((
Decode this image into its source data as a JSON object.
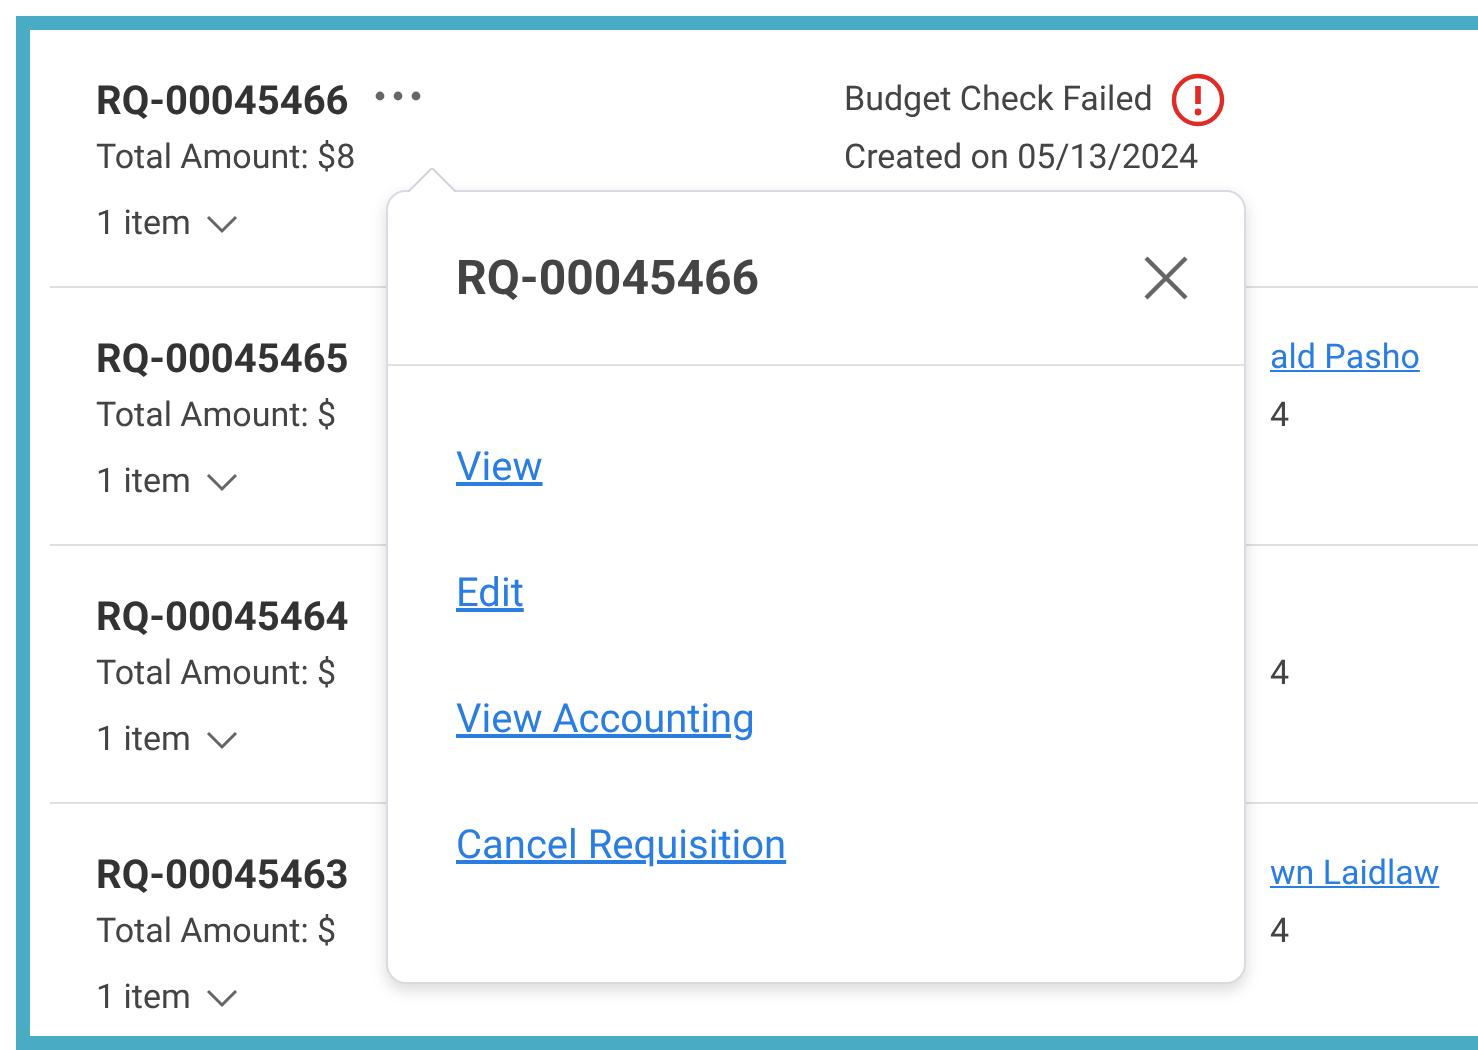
{
  "rows": [
    {
      "id": "RQ-00045466",
      "menu": true,
      "amount": "Total Amount: $8",
      "items": "1 item",
      "status": {
        "text": "Budget Check Failed",
        "kind": "error"
      },
      "created": "Created on 05/13/2024"
    },
    {
      "id": "RQ-00045465",
      "menu": false,
      "amount": "Total Amount: $",
      "items": "1 item",
      "requester": "ald Pasho",
      "created": "4"
    },
    {
      "id": "RQ-00045464",
      "menu": false,
      "amount": "Total Amount: $",
      "items": "1 item",
      "created": "4"
    },
    {
      "id": "RQ-00045463",
      "menu": false,
      "amount": "Total Amount: $",
      "items": "1 item",
      "requester": "wn Laidlaw",
      "created": "4"
    }
  ],
  "popover": {
    "title": "RQ-00045466",
    "actions": [
      "View",
      "Edit",
      "View Accounting",
      "Cancel Requisition"
    ]
  }
}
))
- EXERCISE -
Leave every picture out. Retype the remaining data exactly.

- PROBLEM SOLUTION -
Decode this image into its source data as a JSON object.
{
  "rows": [
    {
      "id": "RQ-00045466",
      "menu": true,
      "amount": "Total Amount: $8",
      "items": "1 item",
      "status": {
        "text": "Budget Check Failed",
        "kind": "error"
      },
      "created": "Created on 05/13/2024"
    },
    {
      "id": "RQ-00045465",
      "menu": false,
      "amount": "Total Amount: $",
      "items": "1 item",
      "requester": "ald Pasho",
      "created": "4"
    },
    {
      "id": "RQ-00045464",
      "menu": false,
      "amount": "Total Amount: $",
      "items": "1 item",
      "created": "4"
    },
    {
      "id": "RQ-00045463",
      "menu": false,
      "amount": "Total Amount: $",
      "items": "1 item",
      "requester": "wn Laidlaw",
      "created": "4"
    }
  ],
  "popover": {
    "title": "RQ-00045466",
    "actions": [
      "View",
      "Edit",
      "View Accounting",
      "Cancel Requisition"
    ]
  }
}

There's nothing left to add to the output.